Element data from apps and pages
---*---

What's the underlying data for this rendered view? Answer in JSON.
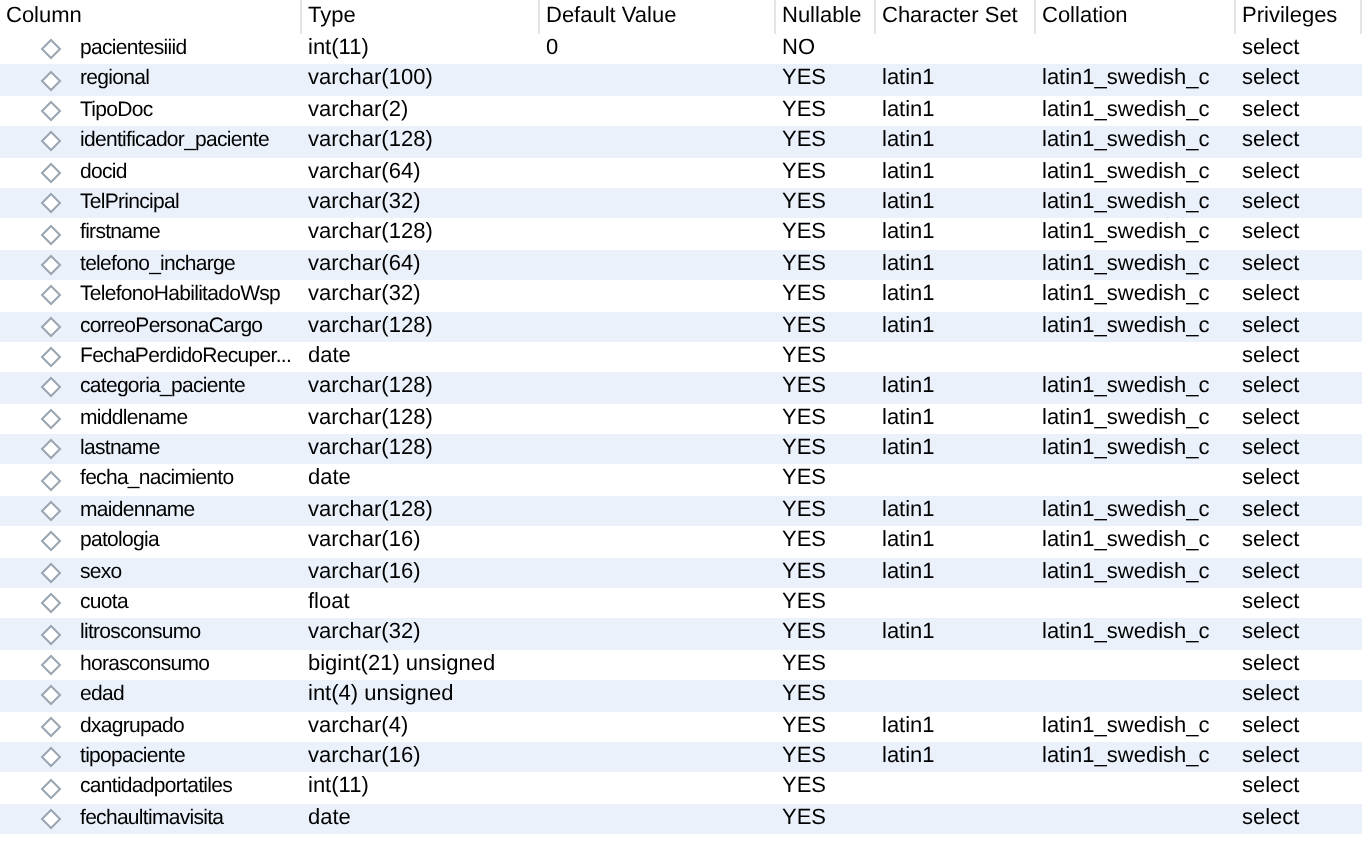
{
  "columns": [
    "Column",
    "Type",
    "Default Value",
    "Nullable",
    "Character Set",
    "Collation",
    "Privileges"
  ],
  "rows": [
    {
      "name": "pacientesiiid",
      "type": "int(11)",
      "default": "0",
      "nullable": "NO",
      "privileges": "select"
    },
    {
      "name": "regional",
      "type": "varchar(100)",
      "nullable": "YES",
      "charset": "latin1",
      "collation": "latin1_swedish_c",
      "privileges": "select"
    },
    {
      "name": "TipoDoc",
      "type": "varchar(2)",
      "nullable": "YES",
      "charset": "latin1",
      "collation": "latin1_swedish_c",
      "privileges": "select"
    },
    {
      "name": "identificador_paciente",
      "type": "varchar(128)",
      "nullable": "YES",
      "charset": "latin1",
      "collation": "latin1_swedish_c",
      "privileges": "select"
    },
    {
      "name": "docid",
      "type": "varchar(64)",
      "nullable": "YES",
      "charset": "latin1",
      "collation": "latin1_swedish_c",
      "privileges": "select"
    },
    {
      "name": "TelPrincipal",
      "type": "varchar(32)",
      "nullable": "YES",
      "charset": "latin1",
      "collation": "latin1_swedish_c",
      "privileges": "select"
    },
    {
      "name": "firstname",
      "type": "varchar(128)",
      "nullable": "YES",
      "charset": "latin1",
      "collation": "latin1_swedish_c",
      "privileges": "select"
    },
    {
      "name": "telefono_incharge",
      "type": "varchar(64)",
      "nullable": "YES",
      "charset": "latin1",
      "collation": "latin1_swedish_c",
      "privileges": "select"
    },
    {
      "name": "TelefonoHabilitadoWsp",
      "type": "varchar(32)",
      "nullable": "YES",
      "charset": "latin1",
      "collation": "latin1_swedish_c",
      "privileges": "select"
    },
    {
      "name": "correoPersonaCargo",
      "type": "varchar(128)",
      "nullable": "YES",
      "charset": "latin1",
      "collation": "latin1_swedish_c",
      "privileges": "select"
    },
    {
      "name": "FechaPerdidoRecuper...",
      "type": "date",
      "nullable": "YES",
      "privileges": "select"
    },
    {
      "name": "categoria_paciente",
      "type": "varchar(128)",
      "nullable": "YES",
      "charset": "latin1",
      "collation": "latin1_swedish_c",
      "privileges": "select"
    },
    {
      "name": "middlename",
      "type": "varchar(128)",
      "nullable": "YES",
      "charset": "latin1",
      "collation": "latin1_swedish_c",
      "privileges": "select"
    },
    {
      "name": "lastname",
      "type": "varchar(128)",
      "nullable": "YES",
      "charset": "latin1",
      "collation": "latin1_swedish_c",
      "privileges": "select"
    },
    {
      "name": "fecha_nacimiento",
      "type": "date",
      "nullable": "YES",
      "privileges": "select"
    },
    {
      "name": "maidenname",
      "type": "varchar(128)",
      "nullable": "YES",
      "charset": "latin1",
      "collation": "latin1_swedish_c",
      "privileges": "select"
    },
    {
      "name": "patologia",
      "type": "varchar(16)",
      "nullable": "YES",
      "charset": "latin1",
      "collation": "latin1_swedish_c",
      "privileges": "select"
    },
    {
      "name": "sexo",
      "type": "varchar(16)",
      "nullable": "YES",
      "charset": "latin1",
      "collation": "latin1_swedish_c",
      "privileges": "select"
    },
    {
      "name": "cuota",
      "type": "float",
      "nullable": "YES",
      "privileges": "select"
    },
    {
      "name": "litrosconsumo",
      "type": "varchar(32)",
      "nullable": "YES",
      "charset": "latin1",
      "collation": "latin1_swedish_c",
      "privileges": "select"
    },
    {
      "name": "horasconsumo",
      "type": "bigint(21) unsigned",
      "nullable": "YES",
      "privileges": "select"
    },
    {
      "name": "edad",
      "type": "int(4) unsigned",
      "nullable": "YES",
      "privileges": "select"
    },
    {
      "name": "dxagrupado",
      "type": "varchar(4)",
      "nullable": "YES",
      "charset": "latin1",
      "collation": "latin1_swedish_c",
      "privileges": "select"
    },
    {
      "name": "tipopaciente",
      "type": "varchar(16)",
      "nullable": "YES",
      "charset": "latin1",
      "collation": "latin1_swedish_c",
      "privileges": "select"
    },
    {
      "name": "cantidadportatiles",
      "type": "int(11)",
      "nullable": "YES",
      "privileges": "select"
    },
    {
      "name": "fechaultimavisita",
      "type": "date",
      "nullable": "YES",
      "privileges": "select"
    }
  ]
}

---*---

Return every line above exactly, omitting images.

What's the underlying data for this rendered view? Answer in JSON.
{
  "columns": [
    "Column",
    "Type",
    "Default Value",
    "Nullable",
    "Character Set",
    "Collation",
    "Privileges"
  ],
  "rows": [
    {
      "name": "pacientesiiid",
      "type": "int(11)",
      "default": "0",
      "nullable": "NO",
      "privileges": "select"
    },
    {
      "name": "regional",
      "type": "varchar(100)",
      "nullable": "YES",
      "charset": "latin1",
      "collation": "latin1_swedish_c",
      "privileges": "select"
    },
    {
      "name": "TipoDoc",
      "type": "varchar(2)",
      "nullable": "YES",
      "charset": "latin1",
      "collation": "latin1_swedish_c",
      "privileges": "select"
    },
    {
      "name": "identificador_paciente",
      "type": "varchar(128)",
      "nullable": "YES",
      "charset": "latin1",
      "collation": "latin1_swedish_c",
      "privileges": "select"
    },
    {
      "name": "docid",
      "type": "varchar(64)",
      "nullable": "YES",
      "charset": "latin1",
      "collation": "latin1_swedish_c",
      "privileges": "select"
    },
    {
      "name": "TelPrincipal",
      "type": "varchar(32)",
      "nullable": "YES",
      "charset": "latin1",
      "collation": "latin1_swedish_c",
      "privileges": "select"
    },
    {
      "name": "firstname",
      "type": "varchar(128)",
      "nullable": "YES",
      "charset": "latin1",
      "collation": "latin1_swedish_c",
      "privileges": "select"
    },
    {
      "name": "telefono_incharge",
      "type": "varchar(64)",
      "nullable": "YES",
      "charset": "latin1",
      "collation": "latin1_swedish_c",
      "privileges": "select"
    },
    {
      "name": "TelefonoHabilitadoWsp",
      "type": "varchar(32)",
      "nullable": "YES",
      "charset": "latin1",
      "collation": "latin1_swedish_c",
      "privileges": "select"
    },
    {
      "name": "correoPersonaCargo",
      "type": "varchar(128)",
      "nullable": "YES",
      "charset": "latin1",
      "collation": "latin1_swedish_c",
      "privileges": "select"
    },
    {
      "name": "FechaPerdidoRecuper...",
      "type": "date",
      "nullable": "YES",
      "privileges": "select"
    },
    {
      "name": "categoria_paciente",
      "type": "varchar(128)",
      "nullable": "YES",
      "charset": "latin1",
      "collation": "latin1_swedish_c",
      "privileges": "select"
    },
    {
      "name": "middlename",
      "type": "varchar(128)",
      "nullable": "YES",
      "charset": "latin1",
      "collation": "latin1_swedish_c",
      "privileges": "select"
    },
    {
      "name": "lastname",
      "type": "varchar(128)",
      "nullable": "YES",
      "charset": "latin1",
      "collation": "latin1_swedish_c",
      "privileges": "select"
    },
    {
      "name": "fecha_nacimiento",
      "type": "date",
      "nullable": "YES",
      "privileges": "select"
    },
    {
      "name": "maidenname",
      "type": "varchar(128)",
      "nullable": "YES",
      "charset": "latin1",
      "collation": "latin1_swedish_c",
      "privileges": "select"
    },
    {
      "name": "patologia",
      "type": "varchar(16)",
      "nullable": "YES",
      "charset": "latin1",
      "collation": "latin1_swedish_c",
      "privileges": "select"
    },
    {
      "name": "sexo",
      "type": "varchar(16)",
      "nullable": "YES",
      "charset": "latin1",
      "collation": "latin1_swedish_c",
      "privileges": "select"
    },
    {
      "name": "cuota",
      "type": "float",
      "nullable": "YES",
      "privileges": "select"
    },
    {
      "name": "litrosconsumo",
      "type": "varchar(32)",
      "nullable": "YES",
      "charset": "latin1",
      "collation": "latin1_swedish_c",
      "privileges": "select"
    },
    {
      "name": "horasconsumo",
      "type": "bigint(21) unsigned",
      "nullable": "YES",
      "privileges": "select"
    },
    {
      "name": "edad",
      "type": "int(4) unsigned",
      "nullable": "YES",
      "privileges": "select"
    },
    {
      "name": "dxagrupado",
      "type": "varchar(4)",
      "nullable": "YES",
      "charset": "latin1",
      "collation": "latin1_swedish_c",
      "privileges": "select"
    },
    {
      "name": "tipopaciente",
      "type": "varchar(16)",
      "nullable": "YES",
      "charset": "latin1",
      "collation": "latin1_swedish_c",
      "privileges": "select"
    },
    {
      "name": "cantidadportatiles",
      "type": "int(11)",
      "nullable": "YES",
      "privileges": "select"
    },
    {
      "name": "fechaultimavisita",
      "type": "date",
      "nullable": "YES",
      "privileges": "select"
    }
  ]
}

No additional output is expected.